» **ACTIVITY**: Copy out, from the entries below, each line holding the string "title".

Entries taken from a collection:

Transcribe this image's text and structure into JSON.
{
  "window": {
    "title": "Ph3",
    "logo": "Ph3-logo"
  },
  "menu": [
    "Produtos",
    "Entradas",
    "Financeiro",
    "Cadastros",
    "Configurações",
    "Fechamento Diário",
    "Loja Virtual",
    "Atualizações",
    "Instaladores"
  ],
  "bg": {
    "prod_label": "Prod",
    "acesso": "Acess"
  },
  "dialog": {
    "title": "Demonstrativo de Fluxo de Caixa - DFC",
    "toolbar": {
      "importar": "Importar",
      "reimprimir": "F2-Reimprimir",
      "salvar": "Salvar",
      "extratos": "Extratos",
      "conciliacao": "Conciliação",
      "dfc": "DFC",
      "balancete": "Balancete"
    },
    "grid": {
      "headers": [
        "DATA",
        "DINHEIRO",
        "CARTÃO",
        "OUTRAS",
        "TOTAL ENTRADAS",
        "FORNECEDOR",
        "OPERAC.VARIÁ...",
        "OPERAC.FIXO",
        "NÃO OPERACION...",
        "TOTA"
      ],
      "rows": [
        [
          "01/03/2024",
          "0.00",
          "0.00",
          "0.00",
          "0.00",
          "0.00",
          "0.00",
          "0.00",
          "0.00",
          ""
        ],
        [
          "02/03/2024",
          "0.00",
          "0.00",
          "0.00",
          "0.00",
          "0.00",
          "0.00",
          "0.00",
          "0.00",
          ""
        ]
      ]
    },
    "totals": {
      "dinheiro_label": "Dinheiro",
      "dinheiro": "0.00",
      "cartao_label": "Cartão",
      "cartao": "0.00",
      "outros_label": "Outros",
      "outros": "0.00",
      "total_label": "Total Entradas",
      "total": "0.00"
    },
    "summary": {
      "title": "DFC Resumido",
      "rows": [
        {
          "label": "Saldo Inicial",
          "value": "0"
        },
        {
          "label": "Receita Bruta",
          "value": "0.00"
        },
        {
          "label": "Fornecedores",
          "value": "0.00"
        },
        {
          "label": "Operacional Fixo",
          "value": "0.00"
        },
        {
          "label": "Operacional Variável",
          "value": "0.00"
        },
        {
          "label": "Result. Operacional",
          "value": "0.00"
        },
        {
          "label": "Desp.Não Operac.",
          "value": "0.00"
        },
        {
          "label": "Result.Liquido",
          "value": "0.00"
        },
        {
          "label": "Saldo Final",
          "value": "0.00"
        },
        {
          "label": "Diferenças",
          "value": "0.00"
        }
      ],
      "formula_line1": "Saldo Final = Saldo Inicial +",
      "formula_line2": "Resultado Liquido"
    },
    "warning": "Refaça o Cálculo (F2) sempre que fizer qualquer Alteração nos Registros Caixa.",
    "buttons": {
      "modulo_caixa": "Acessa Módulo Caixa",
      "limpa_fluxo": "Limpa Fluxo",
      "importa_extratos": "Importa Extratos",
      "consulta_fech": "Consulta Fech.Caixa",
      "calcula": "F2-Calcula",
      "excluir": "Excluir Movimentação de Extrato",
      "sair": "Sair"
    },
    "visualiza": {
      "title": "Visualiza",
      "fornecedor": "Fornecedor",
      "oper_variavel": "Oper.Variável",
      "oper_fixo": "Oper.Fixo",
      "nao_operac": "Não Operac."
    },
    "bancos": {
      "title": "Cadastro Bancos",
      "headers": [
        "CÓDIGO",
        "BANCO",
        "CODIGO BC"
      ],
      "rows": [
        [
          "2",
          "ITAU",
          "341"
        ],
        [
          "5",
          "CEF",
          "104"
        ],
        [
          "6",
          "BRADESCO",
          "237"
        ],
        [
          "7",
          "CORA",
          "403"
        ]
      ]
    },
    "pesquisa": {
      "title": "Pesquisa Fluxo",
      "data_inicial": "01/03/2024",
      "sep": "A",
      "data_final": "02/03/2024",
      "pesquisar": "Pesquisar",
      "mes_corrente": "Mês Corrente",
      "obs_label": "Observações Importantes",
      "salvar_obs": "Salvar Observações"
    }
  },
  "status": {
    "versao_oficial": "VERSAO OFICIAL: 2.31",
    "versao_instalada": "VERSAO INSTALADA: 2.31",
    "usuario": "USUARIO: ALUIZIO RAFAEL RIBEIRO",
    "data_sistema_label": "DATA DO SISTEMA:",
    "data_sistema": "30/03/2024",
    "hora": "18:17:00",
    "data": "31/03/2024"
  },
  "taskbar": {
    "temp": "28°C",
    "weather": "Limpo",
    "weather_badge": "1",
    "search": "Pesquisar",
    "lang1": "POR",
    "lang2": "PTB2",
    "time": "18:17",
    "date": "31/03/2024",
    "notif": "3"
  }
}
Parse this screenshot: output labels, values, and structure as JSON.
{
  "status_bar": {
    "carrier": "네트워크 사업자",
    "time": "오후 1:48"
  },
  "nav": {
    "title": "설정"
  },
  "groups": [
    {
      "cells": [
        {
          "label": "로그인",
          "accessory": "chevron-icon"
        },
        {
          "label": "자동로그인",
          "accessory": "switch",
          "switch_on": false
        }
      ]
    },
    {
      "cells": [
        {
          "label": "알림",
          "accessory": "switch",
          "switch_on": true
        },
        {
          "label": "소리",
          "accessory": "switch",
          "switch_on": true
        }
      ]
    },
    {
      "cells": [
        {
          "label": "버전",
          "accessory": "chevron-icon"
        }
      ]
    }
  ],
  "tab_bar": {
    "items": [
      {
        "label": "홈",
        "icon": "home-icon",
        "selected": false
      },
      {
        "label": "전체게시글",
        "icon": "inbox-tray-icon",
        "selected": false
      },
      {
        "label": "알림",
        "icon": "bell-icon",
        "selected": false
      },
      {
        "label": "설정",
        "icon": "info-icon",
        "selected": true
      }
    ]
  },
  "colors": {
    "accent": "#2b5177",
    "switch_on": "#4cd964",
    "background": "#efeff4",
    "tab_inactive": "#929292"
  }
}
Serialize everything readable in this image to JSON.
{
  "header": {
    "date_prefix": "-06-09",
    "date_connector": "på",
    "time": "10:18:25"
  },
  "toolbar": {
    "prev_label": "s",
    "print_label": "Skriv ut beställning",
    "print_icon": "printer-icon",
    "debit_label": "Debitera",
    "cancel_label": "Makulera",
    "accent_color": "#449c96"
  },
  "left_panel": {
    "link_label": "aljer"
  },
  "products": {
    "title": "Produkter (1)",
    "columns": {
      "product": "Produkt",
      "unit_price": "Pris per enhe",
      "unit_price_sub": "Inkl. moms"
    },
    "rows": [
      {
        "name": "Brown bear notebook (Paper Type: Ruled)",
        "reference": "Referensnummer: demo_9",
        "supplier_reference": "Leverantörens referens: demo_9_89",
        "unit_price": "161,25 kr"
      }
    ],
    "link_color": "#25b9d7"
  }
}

» **RESULT BELOW**:
    "title": "Ph3",
    "title": "Demonstrativo de Fluxo de Caixa - DFC",
      "title": "DFC Resumido",
      "title": "Visualiza",
      "title": "Cadastro Bancos",
      "title": "Pesquisa Fluxo",
    "title": "설정"
    "title": "Produkter (1)",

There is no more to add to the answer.